Member No.: 36,214
Joined: Aug 31st 2010
Location: Update Profile
If you want to make this as accurate as possible then none of the competitors would drift. It is much slower and would accelerate tire wear exponentially. Your events are also far too long. Using your smallest factors, 40 laps of an 8 mile circuit would take a very long time in a regular road car, especially one owned by a college student, they're also going to need to refuel and I'm pretty sure you haven't figured out a pitting strategy for them yet. Tire wear is the least of your worries right now as you need to watch some actual racing and figure out distances and race engineering first.
Posted: Jun 21 2011, 02:00 AM
IDW Senior Member
Member No.: 37,520
Joined: Jun 21st 2011
Location: aboard the Argama
To give you an idea, many touring car races/race series around the world (BTCC, WTCC, Porsche Supercup, DTM, other regional events) don't last more than 20 laps. Touring cars basically have the same bodyshells that road-going cars have, meaning they have to contend with more weight than open-wheel racers (IndyCar, GP3, GP2, Formula 1) do.
Weight in itself is already a big enemy of all things racing, which inevitably boils down to how much rubber and fuel you spend. Given, for example, that it was possible to strip an EK9 Civic-R down to 950kg, it would still require tax its tires pretty heavily as it brakes, steers and accelerates doing 20 laps around a circuit, so tire changes can get pretty common over the course of one race.

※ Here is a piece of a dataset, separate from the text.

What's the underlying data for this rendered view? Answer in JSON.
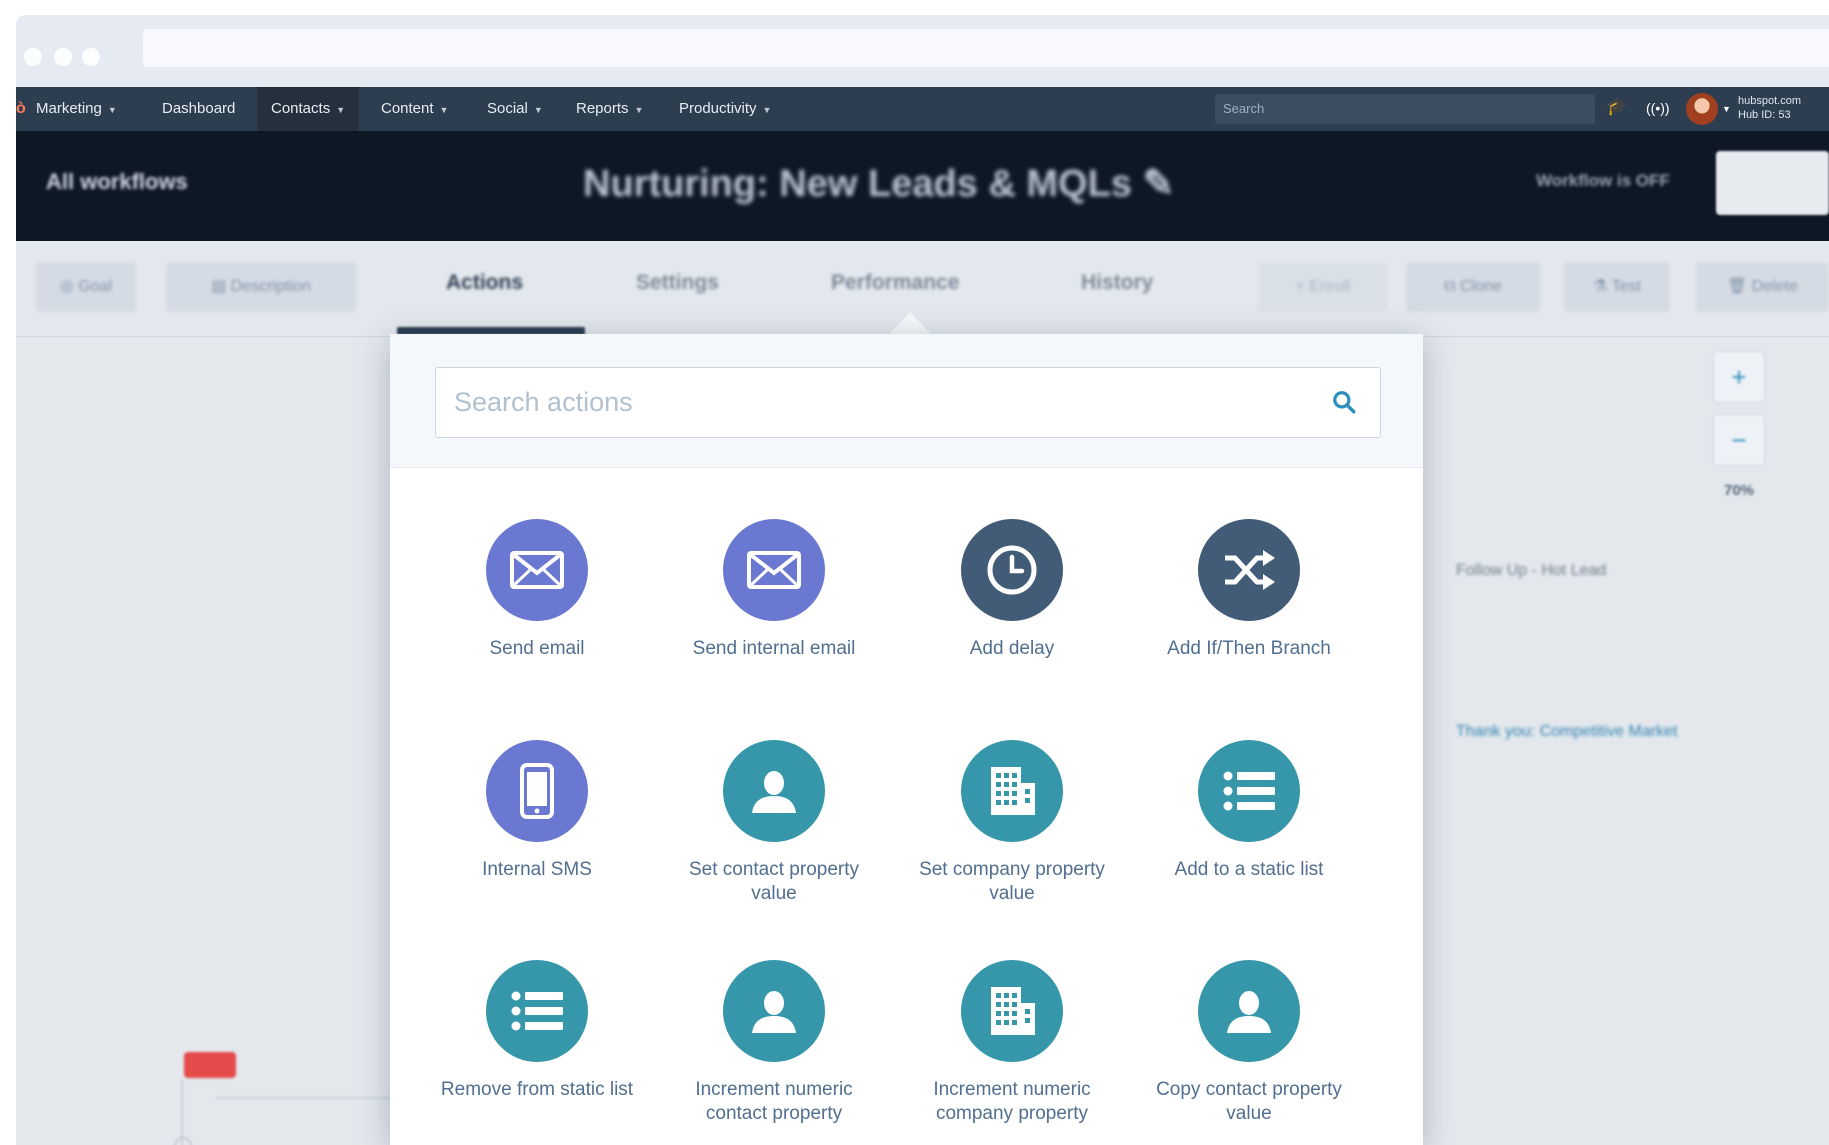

The only touring-car race series I know that's been an exception to this is Australia's V8 Supercars. That, and perhaps a lot of endurance races held in the US: the 25 Hours of Thunderhill is a good example. It would be great if one could follow several races of this type and see an average number of pit stops for tires.